mysqldump –opt -u [uname] -p[pass] [dBname] > [backupfile.sql]
The parameters to provide are:
- [uname] :-Your database username
- [pass] :-The password for your database (note there is no space between -p and the password)
- [dbname] :-The name of your database
- [backupfile.sql] :-The filename for your database backup
- [–opt] :- The mysqldump option
Example- mysqldump -u root -p demo > testdb_backup.sql
To back up a database named ‘demo’ on your MySQL server with the username ‘root’ and with no password to a file testdb_backup.sql, use the following command. The command backs up the ‘demo’ database into a file called testdb_backup.sql, which contains all the SQL statements needed to re-create the database.
Set the source server to read/write mode:
After the database has been dumped, change the source MySQL server back to read/write mode.
SQL- SET GLOBAL read_only = OFF;
Restore the MySQL database using command-line:
Restore the dump file to the server created in the Azure Database for MySQL service.
Once you have created the target database in Azure data for MySQL server, you can use the MySQL command or MySQL Workbench to restore the data into the specific newly created database from the dump file.
(Following command is to be executed at the bin folder in C drive)
mysql -h [hostname] -u [uname] -p[pass] [db_to_restore] < [backupfile.sql]
This example shows how to restore the data into the newly created database on the target Azure Database for MySQL server using mysql for single server.
Example- mysql -h myazuresqlserv.mysql.database.azure.com -u kriti@myazuresqlserv -p testdb < testdb_backup.sql
Once the database is restored, check the database in Azure Database for MySQL server if the tables are restored or not.
Link the source and replica servers to start Data-in Replication:
STEP 1: Set the Source server
All Data-in Replication functions are done by stored procedures. You can find all procedures at Data-in replication stored procedures The stored procedures can be run in the MySQL shell or MySQL Workbench.
To link two servers and start replication, login to the target replica server in the Azure DB for MySQL service and set the external instance as the source server. This is done by using the mysql.az_replication_change_master stored procedure on the Azure DB for MySQL server.
SQL- CALL mysql.az_replication_change_master(‘<master_host>’, ‘<master_user>’, ‘<master_password>’, <master_port>, ‘<master_log_file>’, <master_log_pos>, ‘<master_ssl_ca>’);
- master_host: hostname of the source server.
- master_user: username for the source server.
- master_password: password for the source server.
- master_port: port number on which source server is listening for connections. (3306 is the default port on which MySQL is listening).
- master_log_file: binary log file name from running show master status.

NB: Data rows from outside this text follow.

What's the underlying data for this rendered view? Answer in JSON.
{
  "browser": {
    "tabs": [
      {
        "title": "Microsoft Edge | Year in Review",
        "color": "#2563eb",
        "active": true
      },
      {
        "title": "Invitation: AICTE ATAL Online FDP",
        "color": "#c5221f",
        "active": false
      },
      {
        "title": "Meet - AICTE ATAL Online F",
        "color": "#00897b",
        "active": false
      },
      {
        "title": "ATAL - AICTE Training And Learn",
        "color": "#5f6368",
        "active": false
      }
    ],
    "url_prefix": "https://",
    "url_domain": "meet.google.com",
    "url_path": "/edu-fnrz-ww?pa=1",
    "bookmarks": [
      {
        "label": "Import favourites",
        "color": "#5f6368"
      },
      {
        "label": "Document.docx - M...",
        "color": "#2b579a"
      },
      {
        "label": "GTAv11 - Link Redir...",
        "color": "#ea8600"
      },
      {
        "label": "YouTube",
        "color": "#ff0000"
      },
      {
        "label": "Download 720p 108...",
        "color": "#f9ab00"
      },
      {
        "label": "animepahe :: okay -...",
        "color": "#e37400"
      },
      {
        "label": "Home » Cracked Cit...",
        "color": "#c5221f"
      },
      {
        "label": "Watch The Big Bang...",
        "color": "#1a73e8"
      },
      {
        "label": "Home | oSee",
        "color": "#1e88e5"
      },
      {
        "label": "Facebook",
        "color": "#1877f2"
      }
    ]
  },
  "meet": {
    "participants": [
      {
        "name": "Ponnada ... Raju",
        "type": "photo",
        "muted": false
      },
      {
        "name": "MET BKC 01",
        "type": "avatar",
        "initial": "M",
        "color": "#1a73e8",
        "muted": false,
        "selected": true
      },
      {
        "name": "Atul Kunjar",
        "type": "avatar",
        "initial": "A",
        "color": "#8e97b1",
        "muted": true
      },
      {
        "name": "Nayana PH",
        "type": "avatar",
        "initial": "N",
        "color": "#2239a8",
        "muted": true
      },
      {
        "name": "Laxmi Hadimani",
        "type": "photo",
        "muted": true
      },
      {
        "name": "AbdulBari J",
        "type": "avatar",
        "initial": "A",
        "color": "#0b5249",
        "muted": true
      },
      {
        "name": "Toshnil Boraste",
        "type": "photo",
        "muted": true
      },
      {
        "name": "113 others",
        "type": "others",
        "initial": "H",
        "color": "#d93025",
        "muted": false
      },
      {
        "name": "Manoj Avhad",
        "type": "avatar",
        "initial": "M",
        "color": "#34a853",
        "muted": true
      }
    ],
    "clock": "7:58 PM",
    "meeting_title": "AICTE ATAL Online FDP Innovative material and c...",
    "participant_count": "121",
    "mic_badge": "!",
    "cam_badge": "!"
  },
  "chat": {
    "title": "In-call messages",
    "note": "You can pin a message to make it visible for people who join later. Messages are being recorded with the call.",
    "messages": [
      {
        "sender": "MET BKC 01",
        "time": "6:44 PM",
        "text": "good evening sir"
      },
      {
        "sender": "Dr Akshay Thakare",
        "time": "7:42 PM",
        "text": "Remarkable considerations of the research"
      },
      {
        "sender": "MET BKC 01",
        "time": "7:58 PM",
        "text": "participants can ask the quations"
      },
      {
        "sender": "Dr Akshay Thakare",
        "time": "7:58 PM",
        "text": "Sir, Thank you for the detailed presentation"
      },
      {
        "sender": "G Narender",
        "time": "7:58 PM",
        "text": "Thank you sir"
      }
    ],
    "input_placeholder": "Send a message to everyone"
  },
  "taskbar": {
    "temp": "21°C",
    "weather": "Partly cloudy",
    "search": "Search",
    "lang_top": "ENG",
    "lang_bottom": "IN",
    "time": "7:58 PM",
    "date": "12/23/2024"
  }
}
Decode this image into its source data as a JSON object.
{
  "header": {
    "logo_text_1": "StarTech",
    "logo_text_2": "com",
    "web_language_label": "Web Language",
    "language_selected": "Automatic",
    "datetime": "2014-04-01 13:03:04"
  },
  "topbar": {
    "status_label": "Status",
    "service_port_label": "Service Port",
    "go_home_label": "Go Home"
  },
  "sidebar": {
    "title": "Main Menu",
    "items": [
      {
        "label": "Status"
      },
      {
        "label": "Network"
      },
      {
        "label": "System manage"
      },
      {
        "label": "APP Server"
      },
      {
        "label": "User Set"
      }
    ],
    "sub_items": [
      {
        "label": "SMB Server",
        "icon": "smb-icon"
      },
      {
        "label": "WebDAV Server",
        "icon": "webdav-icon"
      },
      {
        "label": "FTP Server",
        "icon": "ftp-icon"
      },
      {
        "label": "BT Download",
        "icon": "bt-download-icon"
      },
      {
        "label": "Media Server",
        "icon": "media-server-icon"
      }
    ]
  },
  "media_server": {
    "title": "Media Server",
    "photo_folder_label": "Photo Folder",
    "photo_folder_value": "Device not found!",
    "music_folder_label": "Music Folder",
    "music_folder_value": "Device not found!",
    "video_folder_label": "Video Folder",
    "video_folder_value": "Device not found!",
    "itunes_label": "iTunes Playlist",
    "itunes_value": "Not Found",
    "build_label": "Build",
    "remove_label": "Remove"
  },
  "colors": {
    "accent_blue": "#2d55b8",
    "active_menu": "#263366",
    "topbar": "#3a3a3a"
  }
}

- master_log_pos: binary log position from running show master status.
- master_ssl_ca: CA certificate’s context. If not using SSL, pass in empty string.
Example- CALL mysql.az_replication_change_master(‘master.companya.com’, ‘syncuser’, ‘P@ssword!’, 3306,
‘mysql- bin.000002’, 120, ”);
STEP 2: Start the replication.
SQL- CALL mysql.az_replication_start;
STEP 3: Check replication status
Call the show slave status command on the replica server to view the replication status.
SQL- show slave status;
If the state of Slave_IO_running and Slave_SQL_running are “yes” and the value of Seconds_Behind_Master is “0”, replication is working well. Seconds_Behind_Master indicates how late the replica is. If the value isn’t “0”, it means that the replica is processing updates.
‘Waiting for master to send event’ means that the replication is committed. Hence, if we run the sql command – “select * from table name” in Azure database for MySQL server it will show the exact table replicated from the source server.
Other useful stored procedures for Data-in Replication:
To stop replication between the source and replica server, use the following stored procedure:
2.Remove replication relationship
To remove the relationship between source and replica server, use the following stored procedure:
3.Skip replication error
To skip a replication error and allow replication to continue, use the following stored procedure:
SQL- CALL mysql.az_replication_skip_counter;